Tuesday evening and for once I watched TV (I never usually watch TV and am not particularly fond of them to be honest)…‘Are Our Kids Tough Enough? Chinese School’, a new three-part series on BBC2. In this documentary…and what they have coined as an “experiment”…five teachers from China take over the education of 50 teenagers (13 and 14 year olds) at Bohunt School in Liphook, Hampshire, to see whether the Chinese education system can teach UK schools “a lesson”. They question, will the harsh regime of long days and strict discipline produce superior students? Or will the clash of two cultures create chaos in the classroom?
I thought this programme was a must watch as it directly feeds into my pre-reading (or watching) for the Masters in Education in Academic Practice that I am completing later this year, with a specific focus on internationalising the curriculum and cultural assimilation for international students…also, as my research specialism and world is China and its contemporary arts and culture.
Here are some notes and thoughts from Part One of the programme. They introduced the programme saying that students today face an increasingly competitive world…there’s something happening in China…what is this and can it be transferred back into the classrooms of the UK? China’s education is based on authority, discipline and regime. Exercise routines were introduced prior to the start of school. In China, these routines reminds us that we belong to each other and we belong to a team…a collective sense to do something together and together properly. The Bohunt students expectations were that it was to be like the army, and that they would be louder than the students in China. Class size grew from 50 children instead of 30 in one room…where discipline is crucial – without discipline you don’t learn well…in China the teachers’ authority is absolute…if you are a teacher you have respect…if you make effort you will achieve. Chinese students do not waste other students time. School days extended to 12 hour-long days with two lunch breaks.

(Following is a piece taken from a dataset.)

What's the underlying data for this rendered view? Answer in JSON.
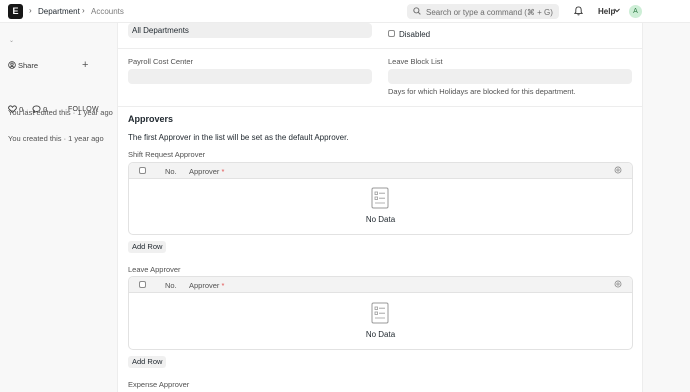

Bohunt stated they are confident in the British system…classes are smaller and set to ability level…progress in students they see as better than China….also an emphasis on self-discovery. Chinese teaching is all done in books, paper and note taking…in a structured and traditional manner. For the Chinese method to work, the children must pay attention. Most Chinese students would not face being singled out by a teacher. The Bohunt students had to knuckle down to two-hour self-study to revisit what they’ve done during the day. Teenagers in China spend most of their time on effort and study…extra classes…they seldom have time for hobbies. During the communist Mao era, physical exercise became central to the national examination system. Students called it “insanely competitive” compared to English P.E.
The influence of the more competitive Chinese approach on the British system…in the UK it is more about competing with themselves. The Chinese teachers noted the students’ behaviour as a little noisy and naughty. The Head of the Bohunt stated the UK doesn’t have the absolute driver like China to be successful. Teaching at Chinese pace means the British students can’t keep up…in my opinion I question whether this is why the UK isn’t the forerunners of industry or research (only in some disciplines).
“It’s not the teachers’ lesson, it’s the students’ lesson…teaching content versus teaching understanding.”
One Chinese teacher said it is “survive or you die”…I questioned whether this means without an education you die? What about the value of the education of life? Of experience? The Chinese teachers thought maybe it’s ok/accepted in the UK to challenge authority to challenge the teachers. Also the importance of total cultural immersion in China from fan dances based on martial arts, to the daily ritual of an energizing face massage, cooking, and craft work…all designed to engage children in the Chinese way of thinking such as patience, perseverance and concentration.
“Education doesn’t always work…teacher must have the ability and techniques to get the students back.”
One of the students stated that China more focussed on being the best and getting to the top of the class whereas in the UK it is more about what you are good at. In classic Communist style, the (Chinese) classes are partly run by student monitors to maintain standards and keep class management…”for a future society”. The teacher is to be a role model to the class…you set an example in the classroom…to have an impact on your classmate and those around you, which in my opinion applies to teaching in Britain and China…wherever you are in the world.
Fantastic comments and discussion unfolded on Twitter via the programme’s hashtag of #chineseschool…some of which I took screenshots of and shown below…multiple viewpoints on parenting and teaching, cross-cultural perspectives on China versus UK differences, political insights (and digs) and some very honest thoughts…it added so much value to the show. It became very clear that this “cultural collision” (coined by @shinpad1 on Twitter) has positives and negatives in terms of teaching styles, ultimately relying on cultural assimilation and specificity. James Wren on Twitter stated ‘cross-curricular, local links, intrinsic motivation’ as part of teaching and I agree. Here’s to Part Two next week…may the conversations continue. Until then, here’s a little further reading – ‘China’s schools are testing factories. Why is Britain so keen to copy them?’ by and ‘Would Chinese-style education work on British kids?’ by BBC News.